Logitech Revue and accessories hands-on! (Update: video of video calling!)

We just got some serious hands-on time with the Logitech Revue Google TV box, and it's all pretty slick, hardware-wise. The Keyboard and Mini Controller are just as well-done as you'd expect from Logitech, and the video calling features worked pretty seamlessly. We also managed to confirm that the Dish Network DVR integration is exclusive to Logitech -- it won't work on Sony Google TV devices, which is totally strange. We're headed back for video and we'll have some more in-depth impressions in a bit, but check out the pretty pictures in the galleries below for now.

Update: Dish and Google have both chimed in to clarify the "exclusive" deal. While Dish will exclusively sell Logitech's Google TV hardware, any other devices, including the ones from Sony, will pair with its DVRs in exactly the same way. Fragmentation (apparently) avoided -- for now.

Update 2: Okay, we've added some impressions just after the break. We're still trying to figure out exactly what's going on with the whole Dish integration thing, since we can't seem to get a straight answer, but we'll keep digging and let you know.


  • We'll start with the good stuff: Chrome on Google TV is pretty great, and it works just about perfectly. We saw the system get seriously bogged down when we loaded an Engadget page with several YouTube videos on it, but it wasn't the end of the world, just slightly annoying. Beyond that, browsing was fast and responsive, and extremely easy to control using Logitech's various keyboards and apps.

  • Speaking of the keyboards, they're pretty cool, and both are made up to Logitech standards. The full-size unit is surprisingly light, and the track pad is multitouch -- a two-finger scroll scrolls the page, which is nice. There's also a right-click mouse button on the left side, for two-thumb browsing. You probably wouldn't want to write a novel with keys this light, but it does the job for searching on a TV for sure. The Mini Controller is basically the DiNovo Mini you know and love, except with proprietary RF instead of Bluetooth.

  • The Revue box itself is pretty nondescript, although it actually has the IR blasters built into the corners, so you can just put it near your other components without having to run little wires everywhere. (There are still blaster ports on the back if you have a different setup.) Logitech says all Harmony devices will work together, but that's not totally true, and the Revue doesn't do activity macros like the other Harmony products. What's more, if you have a Harmony remote, it's not going to know what the Revue is doing to your other gear -- your best best is to use your existing Harmony remote to start and stop activities, and just use the Revue for Google TV. Logitech says the plan is to integrate things tighter in the future, but for now you'll almost certainly end up with a remote and a keyboard on your coffee table, which sort of defeats the point of Harmony.

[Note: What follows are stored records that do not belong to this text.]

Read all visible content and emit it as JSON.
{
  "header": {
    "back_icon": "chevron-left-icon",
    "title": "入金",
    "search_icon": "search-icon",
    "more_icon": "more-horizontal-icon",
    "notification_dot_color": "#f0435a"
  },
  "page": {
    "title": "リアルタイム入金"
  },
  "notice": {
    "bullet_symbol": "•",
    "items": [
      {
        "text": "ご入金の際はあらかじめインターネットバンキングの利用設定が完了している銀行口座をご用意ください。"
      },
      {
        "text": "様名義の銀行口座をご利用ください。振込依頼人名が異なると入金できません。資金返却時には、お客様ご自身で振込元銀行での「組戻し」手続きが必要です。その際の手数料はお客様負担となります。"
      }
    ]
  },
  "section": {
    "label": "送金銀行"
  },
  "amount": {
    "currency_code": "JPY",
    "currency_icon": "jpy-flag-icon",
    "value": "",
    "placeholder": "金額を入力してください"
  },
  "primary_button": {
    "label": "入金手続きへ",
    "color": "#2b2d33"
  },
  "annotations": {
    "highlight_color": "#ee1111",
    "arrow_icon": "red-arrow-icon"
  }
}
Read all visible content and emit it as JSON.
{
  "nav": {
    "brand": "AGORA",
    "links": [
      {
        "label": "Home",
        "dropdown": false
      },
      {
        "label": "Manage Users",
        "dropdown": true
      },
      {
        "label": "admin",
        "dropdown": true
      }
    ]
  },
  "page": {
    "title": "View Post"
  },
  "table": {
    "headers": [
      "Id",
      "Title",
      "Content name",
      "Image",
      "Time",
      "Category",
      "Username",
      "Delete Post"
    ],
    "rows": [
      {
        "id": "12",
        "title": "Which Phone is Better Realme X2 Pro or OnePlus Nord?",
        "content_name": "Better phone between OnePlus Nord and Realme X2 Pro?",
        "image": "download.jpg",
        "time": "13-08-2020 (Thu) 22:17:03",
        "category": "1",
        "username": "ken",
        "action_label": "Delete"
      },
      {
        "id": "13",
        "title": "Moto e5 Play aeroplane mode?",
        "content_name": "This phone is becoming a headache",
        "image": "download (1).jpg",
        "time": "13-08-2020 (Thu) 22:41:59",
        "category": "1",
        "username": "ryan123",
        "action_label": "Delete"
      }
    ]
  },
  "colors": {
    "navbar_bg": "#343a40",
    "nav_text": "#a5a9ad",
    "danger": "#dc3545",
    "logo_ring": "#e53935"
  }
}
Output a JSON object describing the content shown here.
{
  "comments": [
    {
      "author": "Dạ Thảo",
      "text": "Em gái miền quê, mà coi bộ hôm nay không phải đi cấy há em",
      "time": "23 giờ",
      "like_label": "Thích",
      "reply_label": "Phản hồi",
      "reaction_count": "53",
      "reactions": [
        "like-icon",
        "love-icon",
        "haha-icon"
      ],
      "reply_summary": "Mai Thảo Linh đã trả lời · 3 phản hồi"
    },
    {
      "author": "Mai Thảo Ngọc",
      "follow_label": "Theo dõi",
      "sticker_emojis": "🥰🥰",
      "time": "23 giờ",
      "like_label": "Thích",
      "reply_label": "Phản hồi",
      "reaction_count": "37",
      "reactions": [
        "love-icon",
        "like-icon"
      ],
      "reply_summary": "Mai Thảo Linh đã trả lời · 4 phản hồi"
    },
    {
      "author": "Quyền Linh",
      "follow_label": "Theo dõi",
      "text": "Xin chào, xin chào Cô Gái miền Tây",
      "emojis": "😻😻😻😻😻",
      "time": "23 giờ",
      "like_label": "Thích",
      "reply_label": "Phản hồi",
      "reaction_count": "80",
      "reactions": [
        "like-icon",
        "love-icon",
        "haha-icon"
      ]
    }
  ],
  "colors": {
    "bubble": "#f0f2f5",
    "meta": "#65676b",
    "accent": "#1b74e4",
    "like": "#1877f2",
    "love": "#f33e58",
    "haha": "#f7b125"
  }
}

  • There's almost no getting around the fact that Google TV as a platform is sort of a terrible way to consume actual TV content. The Revue will integrate with Dish DVRs, sure, but only in the slightest way, and if you've got any other service it's completely silo'd from the Google TV experience. Setting up recordings, watching DVR content, even browsing a channel guide -- you're stuck with your cable or satellite UI, and that's that. Google and Logitech tell us more integration is coming, but it's not happening with the Revue as it stands right now.

  • In fact, that's our biggest takeaway here -- there's potential all over the place here, but very little of it is actually realized. The Revue is a really nice way to get Chrome on your TV with Flash 10.1, the video conferencing system is slick, and we're definitely psyched to see what Android devs do with the platform, but potential alone isn't necessarily worth $450. That impression might change after we get our hands on a review unit, but we'll have to see -- leaving a netbook on the couch is pretty convenient, after all.